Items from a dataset
>>>

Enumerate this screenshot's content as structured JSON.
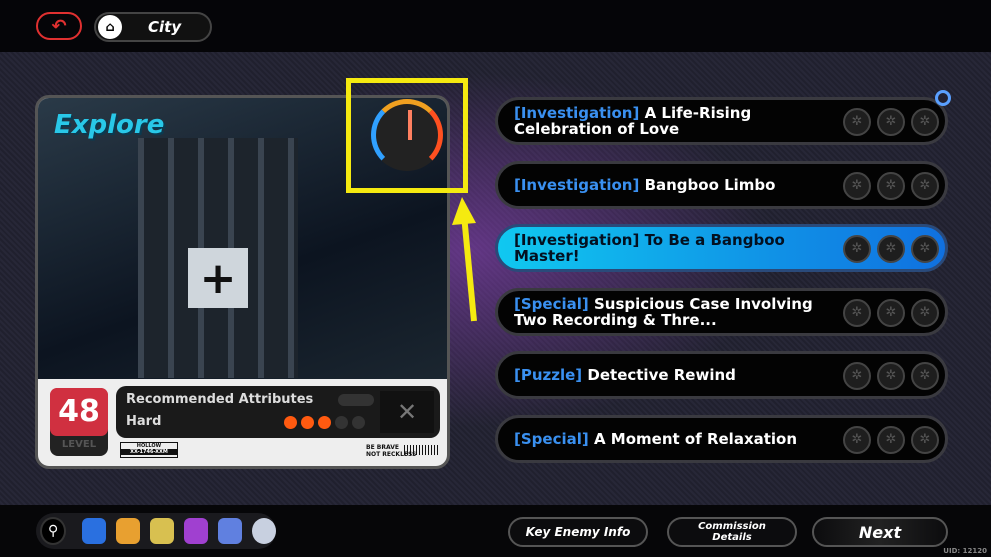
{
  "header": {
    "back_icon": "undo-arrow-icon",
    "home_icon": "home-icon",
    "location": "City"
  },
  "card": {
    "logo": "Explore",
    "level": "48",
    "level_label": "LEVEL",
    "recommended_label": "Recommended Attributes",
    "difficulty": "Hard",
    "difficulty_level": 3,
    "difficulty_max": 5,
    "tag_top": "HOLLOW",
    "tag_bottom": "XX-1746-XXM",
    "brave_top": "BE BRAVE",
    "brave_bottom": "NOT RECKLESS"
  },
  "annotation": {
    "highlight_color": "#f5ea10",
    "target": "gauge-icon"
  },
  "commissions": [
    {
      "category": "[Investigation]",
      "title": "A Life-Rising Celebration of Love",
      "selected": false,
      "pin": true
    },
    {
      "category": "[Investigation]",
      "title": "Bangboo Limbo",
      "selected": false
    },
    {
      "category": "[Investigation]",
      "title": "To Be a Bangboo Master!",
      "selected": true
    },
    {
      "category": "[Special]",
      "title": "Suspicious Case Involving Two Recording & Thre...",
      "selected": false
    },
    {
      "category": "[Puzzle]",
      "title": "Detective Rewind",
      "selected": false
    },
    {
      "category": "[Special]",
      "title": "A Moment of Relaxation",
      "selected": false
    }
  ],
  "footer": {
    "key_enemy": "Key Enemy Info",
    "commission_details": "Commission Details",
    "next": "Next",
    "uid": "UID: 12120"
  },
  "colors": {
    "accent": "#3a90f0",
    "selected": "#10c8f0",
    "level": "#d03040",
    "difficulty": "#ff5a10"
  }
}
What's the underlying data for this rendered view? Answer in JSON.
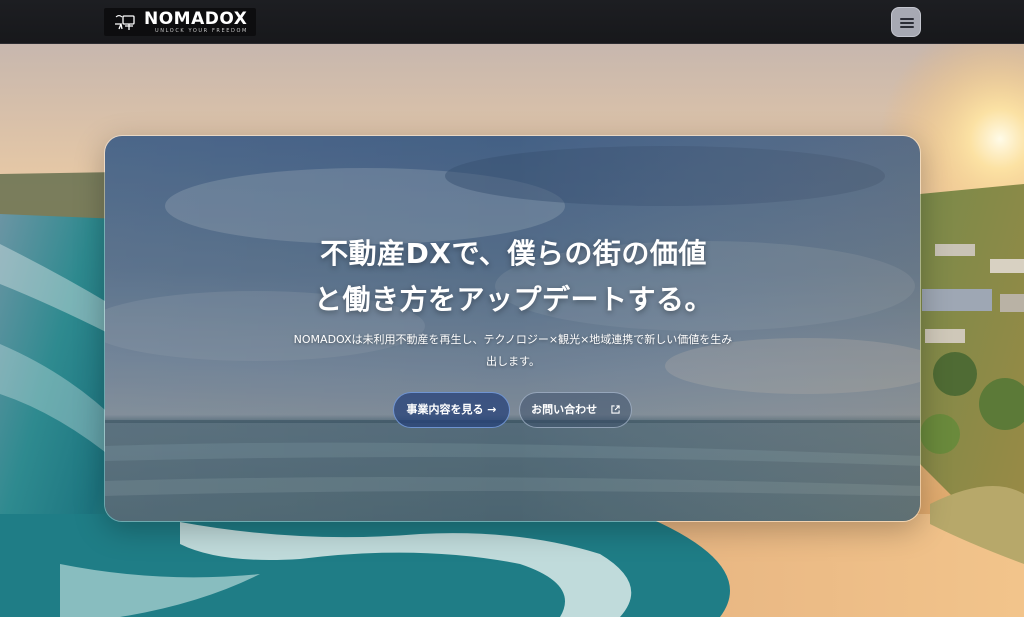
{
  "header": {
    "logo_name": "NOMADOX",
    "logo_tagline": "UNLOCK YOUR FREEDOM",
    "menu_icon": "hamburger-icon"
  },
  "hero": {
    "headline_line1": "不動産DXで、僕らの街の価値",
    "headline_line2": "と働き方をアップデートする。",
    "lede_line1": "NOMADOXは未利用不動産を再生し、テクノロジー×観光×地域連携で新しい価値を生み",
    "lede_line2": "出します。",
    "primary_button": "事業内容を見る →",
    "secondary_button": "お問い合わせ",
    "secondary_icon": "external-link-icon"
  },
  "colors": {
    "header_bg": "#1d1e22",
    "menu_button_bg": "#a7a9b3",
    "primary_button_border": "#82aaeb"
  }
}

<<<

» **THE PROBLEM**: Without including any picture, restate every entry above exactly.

» **RESULT FOR THIS TASK**:
Enumerate this screenshot's content as structured JSON.
{
  "header": {
    "back_icon": "undo-arrow-icon",
    "home_icon": "home-icon",
    "location": "City"
  },
  "card": {
    "logo": "Explore",
    "level": "48",
    "level_label": "LEVEL",
    "recommended_label": "Recommended Attributes",
    "difficulty": "Hard",
    "difficulty_level": 3,
    "difficulty_max": 5,
    "tag_top": "HOLLOW",
    "tag_bottom": "XX-1746-XXM",
    "brave_top": "BE BRAVE",
    "brave_bottom": "NOT RECKLESS"
  },
  "annotation": {
    "highlight_color": "#f5ea10",
    "target": "gauge-icon"
  },
  "commissions": [
    {
      "category": "[Investigation]",
      "title": "A Life-Rising Celebration of Love",
      "selected": false,
      "pin": true
    },
    {
      "category": "[Investigation]",
      "title": "Bangboo Limbo",
      "selected": false
    },
    {
      "category": "[Investigation]",
      "title": "To Be a Bangboo Master!",
      "selected": true
    },
    {
      "category": "[Special]",
      "title": "Suspicious Case Involving Two Recording & Thre...",
      "selected": false
    },
    {
      "category": "[Puzzle]",
      "title": "Detective Rewind",
      "selected": false
    },
    {
      "category": "[Special]",
      "title": "A Moment of Relaxation",
      "selected": false
    }
  ],
  "footer": {
    "key_enemy": "Key Enemy Info",
    "commission_details": "Commission Details",
    "next": "Next",
    "uid": "UID: 12120"
  },
  "colors": {
    "accent": "#3a90f0",
    "selected": "#10c8f0",
    "level": "#d03040",
    "difficulty": "#ff5a10"
  }
}
What's the underlying data for this rendered view? Answer in JSON.
{
  "header": {
    "logo_name": "NOMADOX",
    "logo_tagline": "UNLOCK YOUR FREEDOM",
    "menu_icon": "hamburger-icon"
  },
  "hero": {
    "headline_line1": "不動産DXで、僕らの街の価値",
    "headline_line2": "と働き方をアップデートする。",
    "lede_line1": "NOMADOXは未利用不動産を再生し、テクノロジー×観光×地域連携で新しい価値を生み",
    "lede_line2": "出します。",
    "primary_button": "事業内容を見る →",
    "secondary_button": "お問い合わせ",
    "secondary_icon": "external-link-icon"
  },
  "colors": {
    "header_bg": "#1d1e22",
    "menu_button_bg": "#a7a9b3",
    "primary_button_border": "#82aaeb"
  }
}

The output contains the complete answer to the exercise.